Page and application data records:
++++++

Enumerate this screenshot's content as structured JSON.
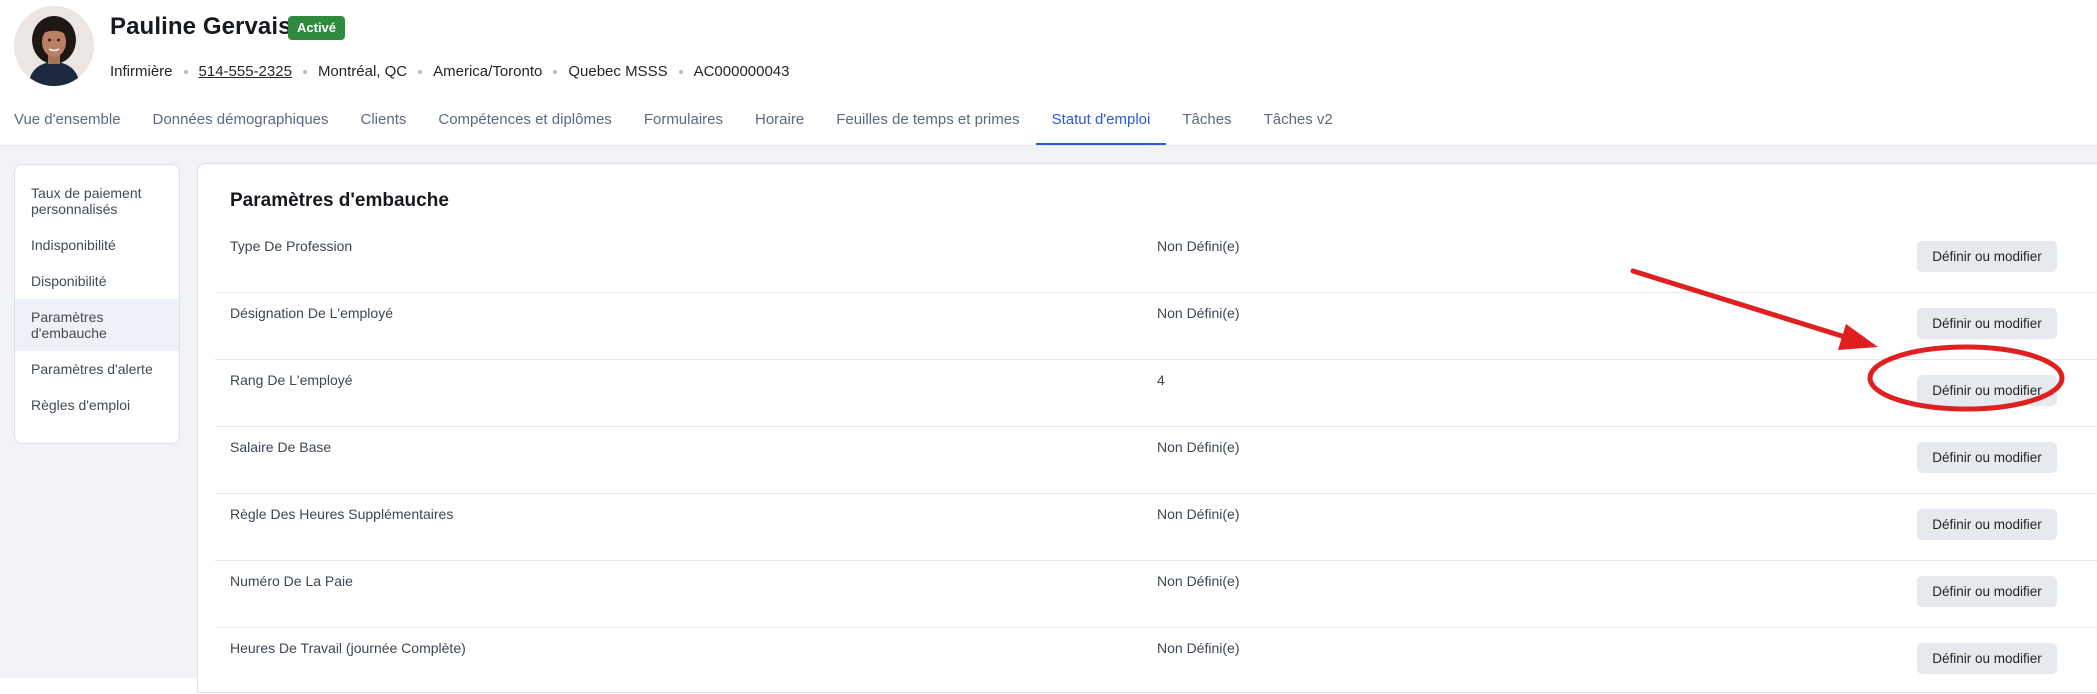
{
  "profile": {
    "name": "Pauline Gervais",
    "status": "Activé",
    "role": "Infirmière",
    "phone": "514-555-2325",
    "city": "Montréal, QC",
    "timezone": "America/Toronto",
    "organization": "Quebec MSSS",
    "id": "AC000000043"
  },
  "tabs": [
    {
      "label": "Vue d'ensemble"
    },
    {
      "label": "Données démographiques"
    },
    {
      "label": "Clients"
    },
    {
      "label": "Compétences et diplômes"
    },
    {
      "label": "Formulaires"
    },
    {
      "label": "Horaire"
    },
    {
      "label": "Feuilles de temps et primes"
    },
    {
      "label": "Statut d'emploi",
      "active": true
    },
    {
      "label": "Tâches"
    },
    {
      "label": "Tâches v2"
    }
  ],
  "sidenav": [
    {
      "label": "Taux de paiement personnalisés"
    },
    {
      "label": "Indisponibilité"
    },
    {
      "label": "Disponibilité"
    },
    {
      "label": "Paramètres d'embauche",
      "active": true
    },
    {
      "label": "Paramètres d'alerte"
    },
    {
      "label": "Règles d'emploi"
    }
  ],
  "panel": {
    "title": "Paramètres d'embauche",
    "button_label": "Définir ou modifier",
    "rows": [
      {
        "label": "Type De Profession",
        "value": "Non Défini(e)"
      },
      {
        "label": "Désignation De L'employé",
        "value": "Non Défini(e)"
      },
      {
        "label": "Rang De L'employé",
        "value": "4"
      },
      {
        "label": "Salaire De Base",
        "value": "Non Défini(e)"
      },
      {
        "label": "Règle Des Heures Supplémentaires",
        "value": "Non Défini(e)"
      },
      {
        "label": "Numéro De La Paie",
        "value": "Non Défini(e)"
      },
      {
        "label": "Heures De Travail (journée Complète)",
        "value": "Non Défini(e)"
      }
    ]
  },
  "colors": {
    "accent": "#2a5bd7",
    "status_badge": "#2f8a3e",
    "annotation": "#e02020"
  },
  "icons": {
    "avatar": "user-photo",
    "annotation_arrow": "red-arrow-icon",
    "annotation_circle": "red-circle-highlight"
  }
}
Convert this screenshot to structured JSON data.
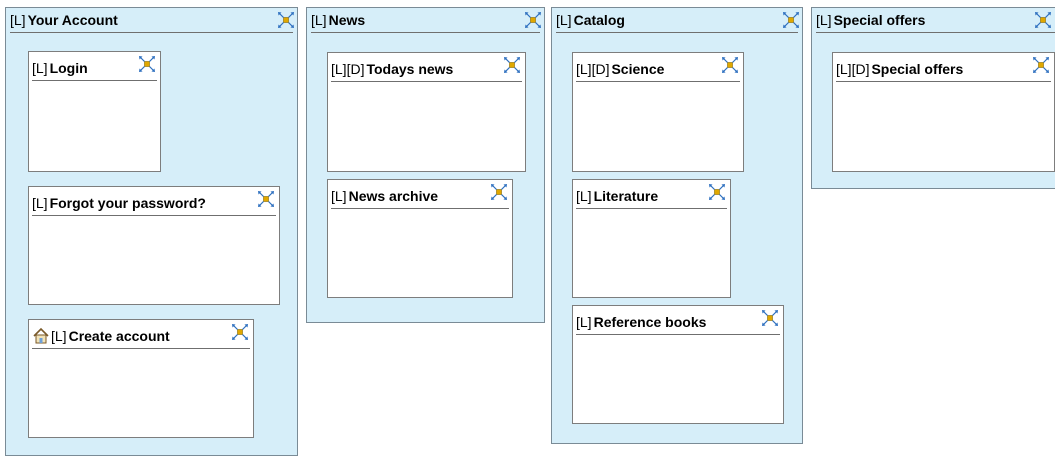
{
  "groups": [
    {
      "tag": "[L]",
      "title": "Your Account",
      "cards": [
        {
          "tag": "[L]",
          "title": "Login"
        },
        {
          "tag": "[L]",
          "title": "Forgot your password?"
        },
        {
          "tag": "[L]",
          "title": "Create account",
          "icon": "home-icon"
        }
      ]
    },
    {
      "tag": "[L]",
      "title": "News",
      "cards": [
        {
          "tag": "[L][D]",
          "title": "Todays news"
        },
        {
          "tag": "[L]",
          "title": "News archive"
        }
      ]
    },
    {
      "tag": "[L]",
      "title": "Catalog",
      "cards": [
        {
          "tag": "[L][D]",
          "title": "Science"
        },
        {
          "tag": "[L]",
          "title": "Literature"
        },
        {
          "tag": "[L]",
          "title": "Reference books"
        }
      ]
    },
    {
      "tag": "[L]",
      "title": "Special offers",
      "cards": [
        {
          "tag": "[L][D]",
          "title": "Special offers"
        }
      ]
    }
  ],
  "icons": {
    "drag_handle": "move-handle-icon",
    "home": "home-icon"
  },
  "colors": {
    "group_background": "#d6eef9",
    "card_background": "#ffffff",
    "handle_accent": "#e0a800",
    "handle_arrows": "#2d6fbf"
  }
}
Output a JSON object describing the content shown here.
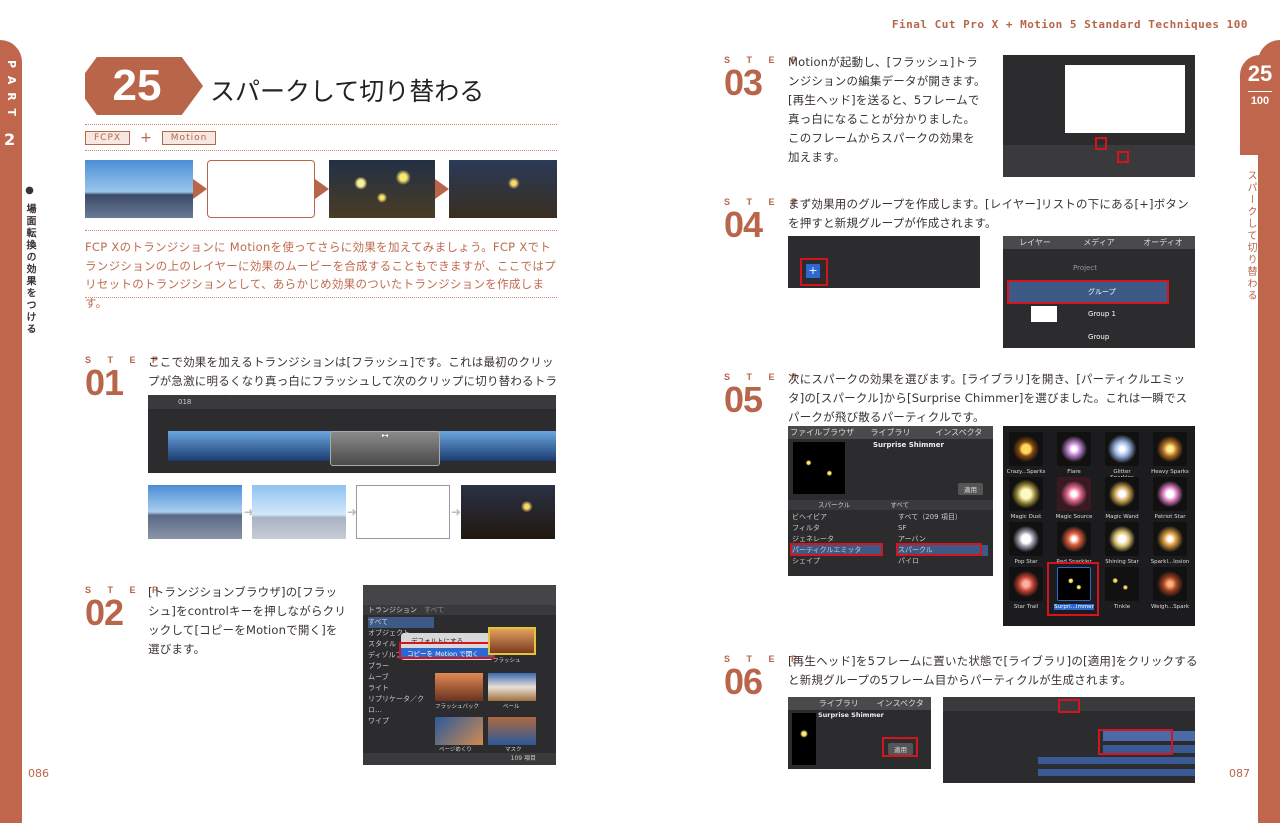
{
  "running_head": "Final Cut Pro X + Motion 5 Standard Techniques 100",
  "left_tab": {
    "part": "P A R T",
    "part_num": "2",
    "section": "● 場面転換の効果をつける"
  },
  "right_tab": {
    "chapter": "25",
    "total": "100",
    "label": "スパークして切り替わる"
  },
  "page_left": "086",
  "page_right": "087",
  "header": {
    "number": "25",
    "title": "スパークして切り替わる",
    "tag1": "FCPX",
    "plus": "+",
    "tag2": "Motion"
  },
  "intro": "FCP Xのトランジションに Motionを使ってさらに効果を加えてみましょう。FCP Xでトランジションの上のレイヤーに効果のムービーを合成することもできますが、ここではプリセットのトランジションとして、あらかじめ効果のついたトランジションを作成します。",
  "steps": [
    {
      "label": "S T E P",
      "num": "01",
      "text": "ここで効果を加えるトランジションは[フラッシュ]です。これは最初のクリップが急激に明るくなり真っ白にフラッシュして次のクリップに切り替わるトランジションです。"
    },
    {
      "label": "S T E P",
      "num": "02",
      "text": "[トランジションブラウザ]の[フラッシュ]をcontrolキーを押しながらクリックして[コピーをMotionで開く]を選びます。"
    },
    {
      "label": "S T E P",
      "num": "03",
      "text": "Motionが起動し、[フラッシュ]トランジションの編集データが開きます。[再生ヘッド]を送ると、5フレームで真っ白になることが分かりました。このフレームからスパークの効果を加えます。"
    },
    {
      "label": "S T E P",
      "num": "04",
      "text": "まず効果用のグループを作成します。[レイヤー]リストの下にある[+]ボタンを押すと新規グループが作成されます。"
    },
    {
      "label": "S T E P",
      "num": "05",
      "text": "次にスパークの効果を選びます。[ライブラリ]を開き、[パーティクルエミッタ]の[スパークル]から[Surprise Chimmer]を選びました。これは一瞬でスパークが飛び散るパーティクルです。"
    },
    {
      "label": "S T E P",
      "num": "06",
      "text": "[再生ヘッド]を5フレームに置いた状態で[ライブラリ]の[適用]をクリックすると新規グループの5フレーム目からパーティクルが生成されます。"
    }
  ],
  "s01_ui": {
    "timecode": "018",
    "clip_marker": "▸◂"
  },
  "s02_ui": {
    "header": "トランジション",
    "header2": "すべて",
    "list": [
      "すべて",
      "オブジェクト",
      "スタイル",
      "ディゾルブ",
      "ブラー",
      "ムーブ",
      "ライト",
      "リプリケータ／クロ…",
      "ワイプ"
    ],
    "menu1": "デフォルトにする",
    "menu2": "コピーを Motion で開く",
    "thumbs": [
      "フラッシュ",
      "フラッシュバック",
      "ベール",
      "ページめくり",
      "マスク"
    ],
    "count": "109 項目"
  },
  "s04_ui": {
    "tabs": [
      "レイヤー",
      "メディア",
      "オーディオ"
    ],
    "rows": [
      "Project",
      "グループ",
      "Group 1",
      "Group"
    ]
  },
  "s05_ui": {
    "tabs": [
      "ファイルブラウザ",
      "ライブラリ",
      "インスペクタ"
    ],
    "preview_name": "Surprise Shimmer",
    "apply": "適用",
    "crumb1": "スパークル",
    "crumb2": "すべて",
    "cats": [
      "ビヘイビア",
      "フィルタ",
      "ジェネレータ",
      "パーティクルエミッタ",
      "シェイプ"
    ],
    "subs": [
      "すべて（209 項目）",
      "SF",
      "アーバン",
      "スパークル",
      "パイロ"
    ],
    "items": [
      "Crazy...Sparks",
      "Flare",
      "Glitter Sparkles",
      "Heavy Sparks",
      "Magic Dust",
      "Magic Source",
      "Magic Wand",
      "Patriot Star",
      "Pop Star",
      "Red Sparkler",
      "Shining Star",
      "Sparkl...losion",
      "Star Trail",
      "Surpri...immer",
      "Tinkle",
      "Weigh...Spark"
    ]
  },
  "s06_ui": {
    "tabs": [
      "ライブラリ",
      "インスペクタ"
    ],
    "name": "Surprise Shimmer",
    "apply": "適用"
  },
  "colors": {
    "accent": "#b8654a",
    "highlight": "#d4141e"
  }
}
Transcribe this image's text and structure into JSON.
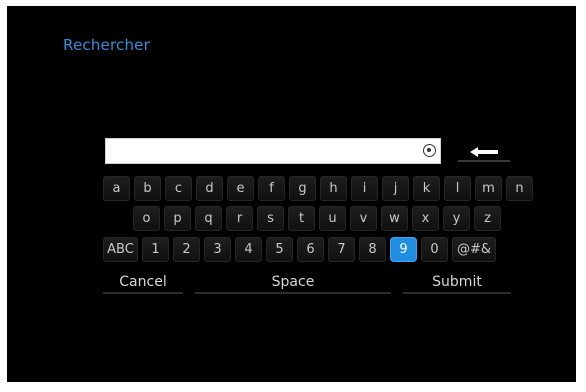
{
  "screen": {
    "title": "Rechercher"
  },
  "search": {
    "value": "",
    "placeholder": ""
  },
  "keyboard": {
    "row1": [
      "a",
      "b",
      "c",
      "d",
      "e",
      "f",
      "g",
      "h",
      "i",
      "j",
      "k",
      "l",
      "m",
      "n"
    ],
    "row2": [
      "o",
      "p",
      "q",
      "r",
      "s",
      "t",
      "u",
      "v",
      "w",
      "x",
      "y",
      "z"
    ],
    "row3": [
      "ABC",
      "1",
      "2",
      "3",
      "4",
      "5",
      "6",
      "7",
      "8",
      "9",
      "0",
      "@#&"
    ],
    "selected_key": "9"
  },
  "actions": {
    "cancel": "Cancel",
    "space": "Space",
    "submit": "Submit"
  },
  "colors": {
    "title": "#2f8fd8",
    "selected_key": "#1f8ee0",
    "background": "#000000"
  },
  "icons": {
    "clear": "clear-icon",
    "backspace": "backspace-arrow-icon"
  }
}
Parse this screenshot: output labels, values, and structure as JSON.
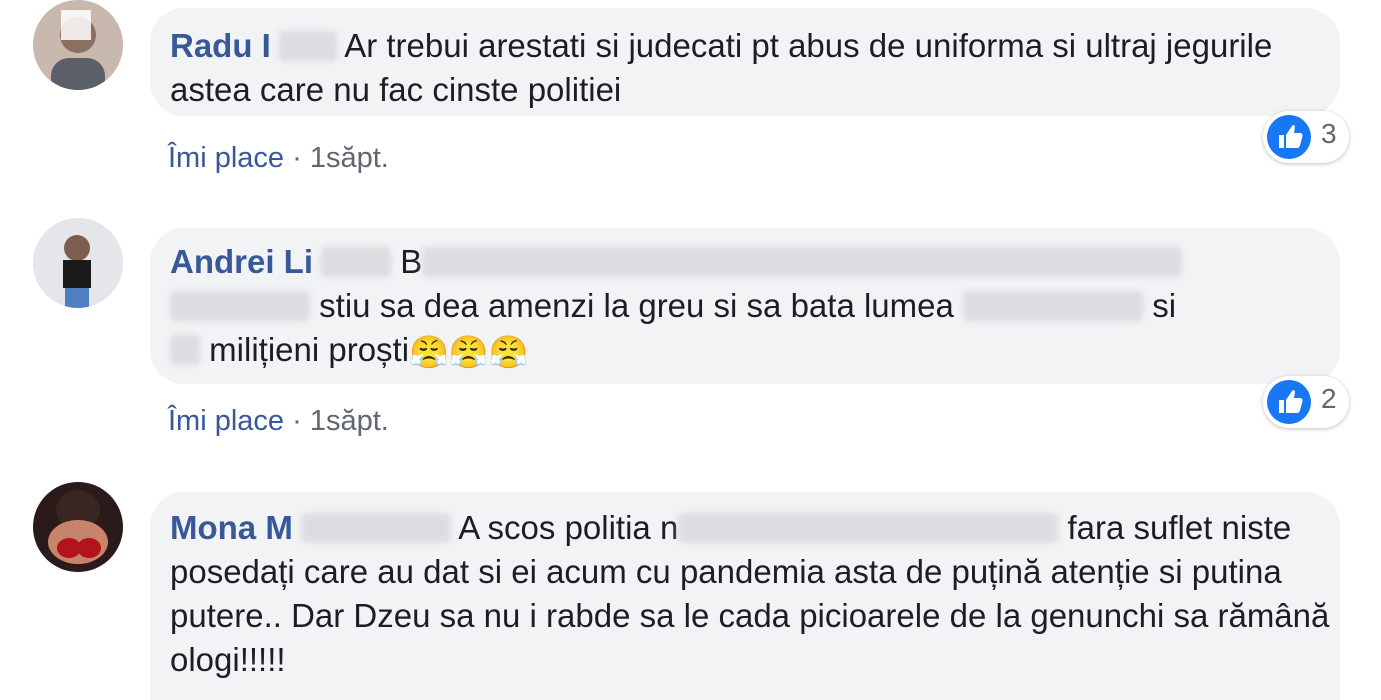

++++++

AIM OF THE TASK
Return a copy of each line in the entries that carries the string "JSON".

ANSWER SECTION
Enumerate this screenshot's content as structured JSON.
Convert this screenshot to structured JSON data.
Output a JSON object describing the content shown here.
Transcribe this image's text and structure into JSON.
Parse this screenshot: output labels, values, and structure as JSON.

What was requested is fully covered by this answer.